So I’m a bit behind on this blog post – back in July of this year, a friend of mine asked me to videotape her for a panel she was speaking at for the San Francisco chapter of Taiwanese American Professionals (TAP-SF) on “Careers in Taiwan.” I was more than happy to since I wanted to learn more for my own sake.
What surprised me was the value that being fluent in English in working in Taiwan. Personally, with the number of Taiwanese and Chinese students who have studied in the U.S. and return to Asia, I thought that the job market would very tough for Taiwanese and Chinese Americans in Taiwan. However, since Taiwan is an export oriented country and the U.S. is a major market, knowing English and knowledge of American culture are valuable assets. The difficulty of finding a job would be more finding a job you liked or was a great fit and that paid well.
Additionally, I thought that Tony Huang, Venture Partner at WI Harper Group, had some interesting insights as to the Taiwanese government’s efforts to encourage entrepreneurship in Taiwan, given the stagnant wages and economy in Taiwan due to the economic pressures of being dependent on China as well as having a small domestic country. The government of Taiwan is apparently the largest investor in 500 Startups, helped 500 Startups open a Taipei office, and has opened a Silicon Valley startup incubator for Taiwanese startups to grow their presence in the U.S. :
“Operated by the Ministry of Science and Technology, Taiwan Innovation and Entrepreneurship Center provides financial, management and manufacturing assistance to the fledgling firms. It also pairs them with accelerators such as CoinX, Founders Space, Plug and Play Tech Center and Wearable World Labs, as well as venture capitalists like H&Q Asia Pacific, SVT Angels and WI Harper Group.
“TIEC represents the next step in the government’s international entrepreneurship development scheme,” MOST Minister Shyu Jyuo-min said. “The facility is a one-stop shop when it comes to breaking into the high-tech region in California, and also offers selected startups grants of up to US$20,000 in living expenses.”
According to Shyu, the center follows recently established Taiwan Rapid Innovation Prototyping League for Entrepreneurs and is to be complemented by a US$300 million Taiwan Silicon Valley Fund channeling public-private sector resources into potential-laden projects.”

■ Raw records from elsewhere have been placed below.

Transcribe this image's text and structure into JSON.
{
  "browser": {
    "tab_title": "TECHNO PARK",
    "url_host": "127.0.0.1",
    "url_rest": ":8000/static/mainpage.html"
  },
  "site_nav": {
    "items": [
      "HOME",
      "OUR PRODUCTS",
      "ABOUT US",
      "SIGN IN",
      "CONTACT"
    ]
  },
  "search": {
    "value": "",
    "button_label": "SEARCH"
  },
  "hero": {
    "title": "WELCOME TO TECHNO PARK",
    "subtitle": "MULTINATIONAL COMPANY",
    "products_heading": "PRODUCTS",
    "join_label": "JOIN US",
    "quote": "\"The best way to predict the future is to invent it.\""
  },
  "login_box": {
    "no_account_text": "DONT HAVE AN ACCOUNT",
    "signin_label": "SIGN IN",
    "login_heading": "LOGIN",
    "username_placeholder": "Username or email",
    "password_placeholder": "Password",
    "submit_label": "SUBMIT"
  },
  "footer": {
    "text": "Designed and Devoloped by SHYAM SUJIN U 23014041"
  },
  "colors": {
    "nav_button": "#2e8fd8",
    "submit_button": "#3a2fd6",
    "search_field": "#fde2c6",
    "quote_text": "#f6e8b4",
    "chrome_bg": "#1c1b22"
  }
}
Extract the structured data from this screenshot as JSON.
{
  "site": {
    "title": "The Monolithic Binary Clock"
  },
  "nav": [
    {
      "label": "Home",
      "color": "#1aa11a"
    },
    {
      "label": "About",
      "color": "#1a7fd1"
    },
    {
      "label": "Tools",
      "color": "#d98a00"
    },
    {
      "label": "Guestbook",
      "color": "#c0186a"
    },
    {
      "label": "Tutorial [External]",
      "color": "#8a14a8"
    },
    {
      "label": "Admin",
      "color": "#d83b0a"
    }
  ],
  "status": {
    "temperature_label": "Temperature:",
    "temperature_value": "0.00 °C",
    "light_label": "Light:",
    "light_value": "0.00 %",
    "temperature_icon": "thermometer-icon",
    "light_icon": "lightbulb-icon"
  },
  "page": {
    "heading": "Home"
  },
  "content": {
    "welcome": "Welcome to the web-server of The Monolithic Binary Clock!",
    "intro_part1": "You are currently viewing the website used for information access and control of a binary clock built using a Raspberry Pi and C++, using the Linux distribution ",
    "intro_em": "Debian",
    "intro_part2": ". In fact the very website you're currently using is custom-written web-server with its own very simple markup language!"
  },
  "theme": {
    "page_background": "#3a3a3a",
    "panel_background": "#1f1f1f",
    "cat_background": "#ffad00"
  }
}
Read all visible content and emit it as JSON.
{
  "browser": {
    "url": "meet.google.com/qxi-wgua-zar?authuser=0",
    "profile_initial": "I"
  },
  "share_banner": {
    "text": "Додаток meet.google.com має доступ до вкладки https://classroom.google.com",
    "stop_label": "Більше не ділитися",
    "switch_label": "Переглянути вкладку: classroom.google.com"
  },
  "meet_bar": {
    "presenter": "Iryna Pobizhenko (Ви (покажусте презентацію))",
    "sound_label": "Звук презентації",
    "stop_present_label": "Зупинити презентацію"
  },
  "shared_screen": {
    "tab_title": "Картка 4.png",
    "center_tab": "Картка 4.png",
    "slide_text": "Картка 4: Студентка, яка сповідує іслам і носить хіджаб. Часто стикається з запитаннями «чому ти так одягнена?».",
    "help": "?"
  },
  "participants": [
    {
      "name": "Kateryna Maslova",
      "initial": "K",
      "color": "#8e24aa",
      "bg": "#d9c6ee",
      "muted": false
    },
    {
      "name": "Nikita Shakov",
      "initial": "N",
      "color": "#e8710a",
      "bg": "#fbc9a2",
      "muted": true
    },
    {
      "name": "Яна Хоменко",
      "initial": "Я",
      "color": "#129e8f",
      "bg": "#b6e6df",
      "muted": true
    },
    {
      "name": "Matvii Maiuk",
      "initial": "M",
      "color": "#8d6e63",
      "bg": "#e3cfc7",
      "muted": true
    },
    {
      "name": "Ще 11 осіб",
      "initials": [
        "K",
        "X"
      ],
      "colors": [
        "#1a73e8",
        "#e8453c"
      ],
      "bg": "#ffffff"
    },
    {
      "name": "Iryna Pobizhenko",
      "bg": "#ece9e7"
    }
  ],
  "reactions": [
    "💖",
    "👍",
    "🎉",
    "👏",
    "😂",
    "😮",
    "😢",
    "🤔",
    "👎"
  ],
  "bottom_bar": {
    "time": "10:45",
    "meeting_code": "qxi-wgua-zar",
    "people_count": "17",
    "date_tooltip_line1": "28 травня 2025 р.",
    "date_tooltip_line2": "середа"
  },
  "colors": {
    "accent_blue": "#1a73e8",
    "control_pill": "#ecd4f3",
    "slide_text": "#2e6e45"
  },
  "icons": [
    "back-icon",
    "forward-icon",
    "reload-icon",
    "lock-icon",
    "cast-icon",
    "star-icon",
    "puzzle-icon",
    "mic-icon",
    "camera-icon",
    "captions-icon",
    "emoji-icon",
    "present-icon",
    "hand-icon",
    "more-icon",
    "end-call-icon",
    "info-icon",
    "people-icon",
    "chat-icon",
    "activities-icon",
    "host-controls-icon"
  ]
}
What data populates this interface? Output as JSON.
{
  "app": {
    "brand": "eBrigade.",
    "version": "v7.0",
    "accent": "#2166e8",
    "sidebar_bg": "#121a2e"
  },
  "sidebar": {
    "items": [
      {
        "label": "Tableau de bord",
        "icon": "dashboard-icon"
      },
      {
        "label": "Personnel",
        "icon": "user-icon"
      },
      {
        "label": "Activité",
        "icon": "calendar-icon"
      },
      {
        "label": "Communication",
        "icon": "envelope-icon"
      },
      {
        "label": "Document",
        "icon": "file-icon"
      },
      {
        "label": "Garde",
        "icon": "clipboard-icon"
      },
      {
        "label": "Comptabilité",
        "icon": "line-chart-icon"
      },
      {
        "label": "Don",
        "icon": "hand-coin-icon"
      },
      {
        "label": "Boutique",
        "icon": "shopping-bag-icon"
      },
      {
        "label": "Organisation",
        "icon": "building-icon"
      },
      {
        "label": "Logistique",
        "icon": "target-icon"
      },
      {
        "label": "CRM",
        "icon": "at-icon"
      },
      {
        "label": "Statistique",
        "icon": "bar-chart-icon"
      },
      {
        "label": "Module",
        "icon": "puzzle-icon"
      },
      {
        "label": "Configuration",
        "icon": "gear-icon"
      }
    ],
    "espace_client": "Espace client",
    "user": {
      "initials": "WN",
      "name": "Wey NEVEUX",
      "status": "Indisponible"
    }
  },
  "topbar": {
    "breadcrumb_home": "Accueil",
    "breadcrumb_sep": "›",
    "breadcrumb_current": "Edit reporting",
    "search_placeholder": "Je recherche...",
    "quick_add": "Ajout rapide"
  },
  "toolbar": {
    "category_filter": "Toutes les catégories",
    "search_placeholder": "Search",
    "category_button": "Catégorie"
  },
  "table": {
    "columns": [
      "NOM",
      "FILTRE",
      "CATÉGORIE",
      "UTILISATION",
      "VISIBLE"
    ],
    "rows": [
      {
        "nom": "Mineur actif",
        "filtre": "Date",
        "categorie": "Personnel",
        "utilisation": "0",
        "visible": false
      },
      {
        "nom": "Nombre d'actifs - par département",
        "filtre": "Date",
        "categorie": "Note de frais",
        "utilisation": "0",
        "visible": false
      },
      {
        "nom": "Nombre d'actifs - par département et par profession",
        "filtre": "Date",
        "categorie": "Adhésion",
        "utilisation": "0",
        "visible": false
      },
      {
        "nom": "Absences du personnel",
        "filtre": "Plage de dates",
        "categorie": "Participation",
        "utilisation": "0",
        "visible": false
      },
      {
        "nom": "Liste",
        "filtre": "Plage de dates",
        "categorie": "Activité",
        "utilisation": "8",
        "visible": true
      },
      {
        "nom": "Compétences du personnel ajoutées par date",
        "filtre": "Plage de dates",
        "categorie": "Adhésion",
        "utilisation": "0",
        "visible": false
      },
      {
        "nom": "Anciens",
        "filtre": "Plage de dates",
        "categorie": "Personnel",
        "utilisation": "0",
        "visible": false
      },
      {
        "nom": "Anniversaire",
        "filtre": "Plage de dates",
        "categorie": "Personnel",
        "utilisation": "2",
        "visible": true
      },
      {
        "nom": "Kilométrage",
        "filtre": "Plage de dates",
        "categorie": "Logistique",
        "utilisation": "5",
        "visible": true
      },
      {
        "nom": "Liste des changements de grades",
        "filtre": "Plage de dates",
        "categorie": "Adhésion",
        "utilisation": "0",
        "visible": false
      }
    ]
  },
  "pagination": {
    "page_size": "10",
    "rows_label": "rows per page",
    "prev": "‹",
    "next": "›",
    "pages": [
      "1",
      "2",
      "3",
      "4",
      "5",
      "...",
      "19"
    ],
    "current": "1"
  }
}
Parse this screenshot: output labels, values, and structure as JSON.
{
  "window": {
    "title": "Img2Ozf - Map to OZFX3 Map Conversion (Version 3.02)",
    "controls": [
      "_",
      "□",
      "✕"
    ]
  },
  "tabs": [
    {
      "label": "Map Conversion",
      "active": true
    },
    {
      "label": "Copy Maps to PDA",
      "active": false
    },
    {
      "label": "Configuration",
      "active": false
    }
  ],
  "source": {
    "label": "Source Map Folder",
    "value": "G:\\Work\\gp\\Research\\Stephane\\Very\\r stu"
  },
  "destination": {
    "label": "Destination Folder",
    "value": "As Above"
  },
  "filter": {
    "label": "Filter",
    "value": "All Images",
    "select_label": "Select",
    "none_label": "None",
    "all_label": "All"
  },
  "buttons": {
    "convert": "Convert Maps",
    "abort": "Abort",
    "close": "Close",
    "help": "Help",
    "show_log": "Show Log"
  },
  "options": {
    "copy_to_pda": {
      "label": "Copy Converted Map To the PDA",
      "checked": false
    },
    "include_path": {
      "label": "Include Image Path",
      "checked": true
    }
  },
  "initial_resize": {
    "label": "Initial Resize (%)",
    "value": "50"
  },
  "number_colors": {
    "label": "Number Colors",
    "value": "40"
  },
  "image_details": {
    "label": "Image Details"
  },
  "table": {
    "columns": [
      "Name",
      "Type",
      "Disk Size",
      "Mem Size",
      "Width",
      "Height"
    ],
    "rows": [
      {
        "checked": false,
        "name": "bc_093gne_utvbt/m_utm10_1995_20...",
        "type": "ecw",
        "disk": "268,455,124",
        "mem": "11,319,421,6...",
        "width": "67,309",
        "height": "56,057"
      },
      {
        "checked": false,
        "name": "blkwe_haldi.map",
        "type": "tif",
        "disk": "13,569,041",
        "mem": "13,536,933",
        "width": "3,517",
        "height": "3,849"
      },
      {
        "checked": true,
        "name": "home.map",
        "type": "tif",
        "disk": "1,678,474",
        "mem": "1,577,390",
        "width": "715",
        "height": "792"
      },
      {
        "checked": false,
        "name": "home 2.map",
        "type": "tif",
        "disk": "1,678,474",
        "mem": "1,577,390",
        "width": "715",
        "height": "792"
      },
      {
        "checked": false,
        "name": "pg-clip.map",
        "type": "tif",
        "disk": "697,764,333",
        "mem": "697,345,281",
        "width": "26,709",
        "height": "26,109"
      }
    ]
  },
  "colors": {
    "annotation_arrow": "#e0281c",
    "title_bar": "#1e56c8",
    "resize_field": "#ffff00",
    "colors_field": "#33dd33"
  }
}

For personal reasons, I’m likely to stay in Silicon Valley and the San Francisco Bay Area, but it’s always nice to keep one’s options open to new opportunities in Taiwan and beyond.